Missing in action (left to right): Pilot Officer Don Ellis, first RAAF pilot reported missing, Dec. 1950; Sub-Lieut. Ron Coleman, lost on a RAN combat air patrol over the Yellow Sea, Jan. 1952; Squadron Leader Don Hillier, most senior RAAF MIA, lost near Hanoori, North Korea, Mar. 1953.

Not just Australia but Britain has an equal interest in seeking a resolution of the missing-in-action issue. While Britain provided ground combat forces to the UN Command in Korea, it separately sent a number of pilots to join the sole Australian air combat unit engaged in the conflict. This was No 77 Squadron of the RAAF, which entered the war flying American propellor-driven P-51 Mustang fighters but after the first year of fighting re-equipped with British Meteor jets.

As a result of this arrangement, the Royal Air Force has four pilots also listed as missing in action while serving with 77 Squadron, RAAF, who all disappeared during the first half of 1953. Presumably the British government would be equally interested in obtaining a final reckoning of its combat losses from the Korean conflict. Also the Australian Navy, which lost two pilots of No. 805 Squadron operating from the RAN carrier Sydney in late 1951 and early 1952; one of whom was definitely known to have been shot down over North Korea.

Although descendants alive today to mourn United Nations Command losses are more likely to be children and grand-children of serving members, rather than parents and siblings, Australia still has an obligation to repatriate the remains of its personnel recorded as ‘missing in action’. This means it continues to have a keen interest in the outcome of negotiations to settle outstanding issues from the Korean conflict.

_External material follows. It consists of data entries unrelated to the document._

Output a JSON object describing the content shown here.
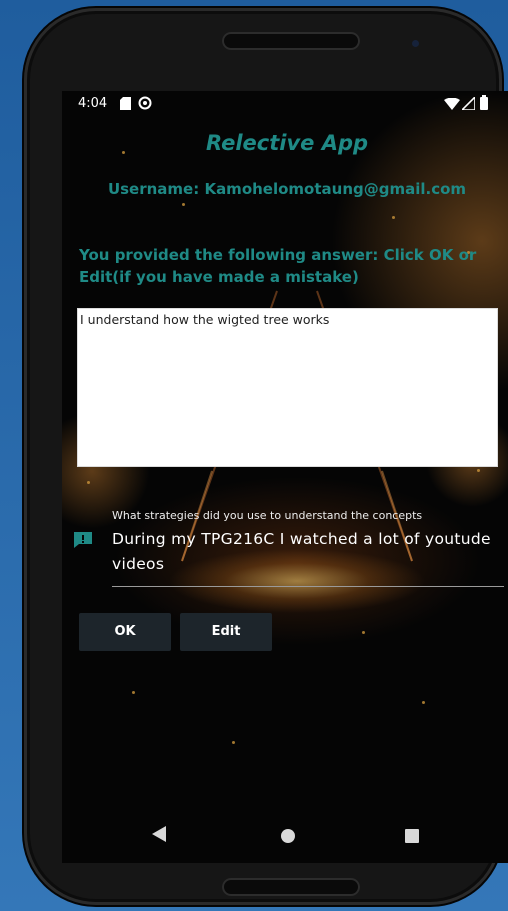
{
  "status_bar": {
    "time": "4:04"
  },
  "app": {
    "title": "Relective App",
    "username_line": "Username: Kamohelomotaung@gmail.com",
    "prompt": "You provided the following answer: Click OK or Edit(if you have made a mistake)"
  },
  "answer": {
    "text": "I understand how the wigted tree works"
  },
  "strategy_field": {
    "label": "What strategies did you use to understand the concepts",
    "value": "During my TPG216C I watched a lot of youtude videos",
    "icon": "feedback-icon"
  },
  "buttons": {
    "ok_label": "OK",
    "edit_label": "Edit"
  },
  "nav": {
    "back_icon": "back-icon",
    "home_icon": "home-icon",
    "recents_icon": "recents-icon"
  },
  "colors": {
    "accent": "#1f8a86",
    "button_bg": "#1d252b",
    "screen_bg": "#050505"
  }
}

Whether Australia can enter into discussions with North Korea seeking return of its war dead will largely depend on progress that the U.S. is able to make to repatriate remains of the 5,300 of its soldiers still missing after the Korea conflict. Latest news from mid-July reports ‘productive’ discussions at working level meetings, with talk of remains already collected being transferred shortly, and for searches for further remains to be resumed in the near future.